Work instructions:
Keeping every line intact, repeat the data word for word.

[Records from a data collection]
◇ ◇ ◇ ◇ ◇ ◇ ◇

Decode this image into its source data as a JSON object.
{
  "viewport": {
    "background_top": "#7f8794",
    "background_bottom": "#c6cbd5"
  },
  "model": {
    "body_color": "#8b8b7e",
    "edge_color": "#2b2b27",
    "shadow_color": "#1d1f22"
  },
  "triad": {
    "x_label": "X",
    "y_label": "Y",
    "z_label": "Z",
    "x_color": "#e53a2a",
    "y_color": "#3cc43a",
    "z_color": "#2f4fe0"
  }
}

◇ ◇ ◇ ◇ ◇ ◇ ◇

Your response:
Decode this image into its source data as a JSON object.
{
  "viewport": {
    "background_top": "#7f8794",
    "background_bottom": "#c6cbd5"
  },
  "model": {
    "body_color": "#8b8b7e",
    "edge_color": "#2b2b27",
    "shadow_color": "#1d1f22"
  },
  "triad": {
    "x_label": "X",
    "y_label": "Y",
    "z_label": "Z",
    "x_color": "#e53a2a",
    "y_color": "#3cc43a",
    "z_color": "#2f4fe0"
  }
}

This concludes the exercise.